While we have stood up for the ADAs, we can all agree that more changes, improvements, and advancements in the office are necessary. Philadelphians can vote progressive without risking our safety. Literally every candidate running (including the lone Republican) believes in legalizing recreational marijuana. Every democratic candidate believes in reforming the cash bail system, expanding prosecution for police corruption, and overturning juvenile life sentences. Mr. Krasner isn’t the only candidate who believes in ending the death penalty (but, he is the only one spouting false promises about where the money saved would go; the Philadelphia DA has no say over Harrisburg’s budget). There is a way to be progressive without turning a blind eye to the countless communities that rely on the experienced members of the District Attorney’s Office to provide justice and security. Larry Krasner offers no such thing.
Mr. Krasner’s methods of reform are dangerous. He has implied that he wants to replace all management positions and experienced ADAs. Many of the ADAs that Mr. Krasner doesn’t let go will quit, rather than work for someone who has branded everyone in the office a liar before even taking the reins. Some turnover is expected in any new regime, but to lose the institutional knowledge of these experienced ADAs will be a blow that the city will not recover from quickly. While it might be demoralizing to work for someone who is federally indicted, imagine working for someone who has openly demonized what you do everyday. Why work for someone that reviles a career you are passionate about? More importantly, why vote for someone like this to protect the crime victims of Philadelphia?
ADA East Division 2010 – 2013
Assistant D.A. 1980-2017
Homicide Unit 1988-2017
ADA Homicide Division 2007 – 2015
Paralegal, ADA East/Southwest Divisions 2005-2013
Assistant District Attorney 2008 – 2010
ADA Central Division 2008 – 2015
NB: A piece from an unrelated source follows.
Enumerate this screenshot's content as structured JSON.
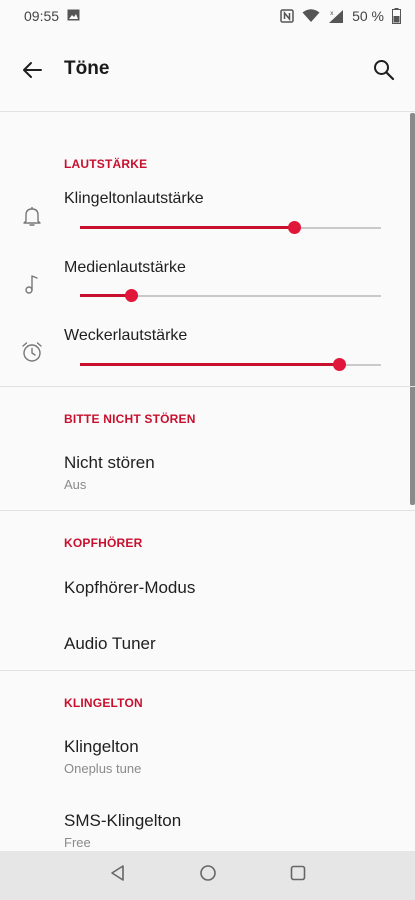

ADA Homicide Division 2008 – 2017
ADA 2004 – 2015
ADA South Division 2012 – 2016
ADA South Division 2010 – 2015
Family Violence and Sexual Assault Unit 2007 – 2012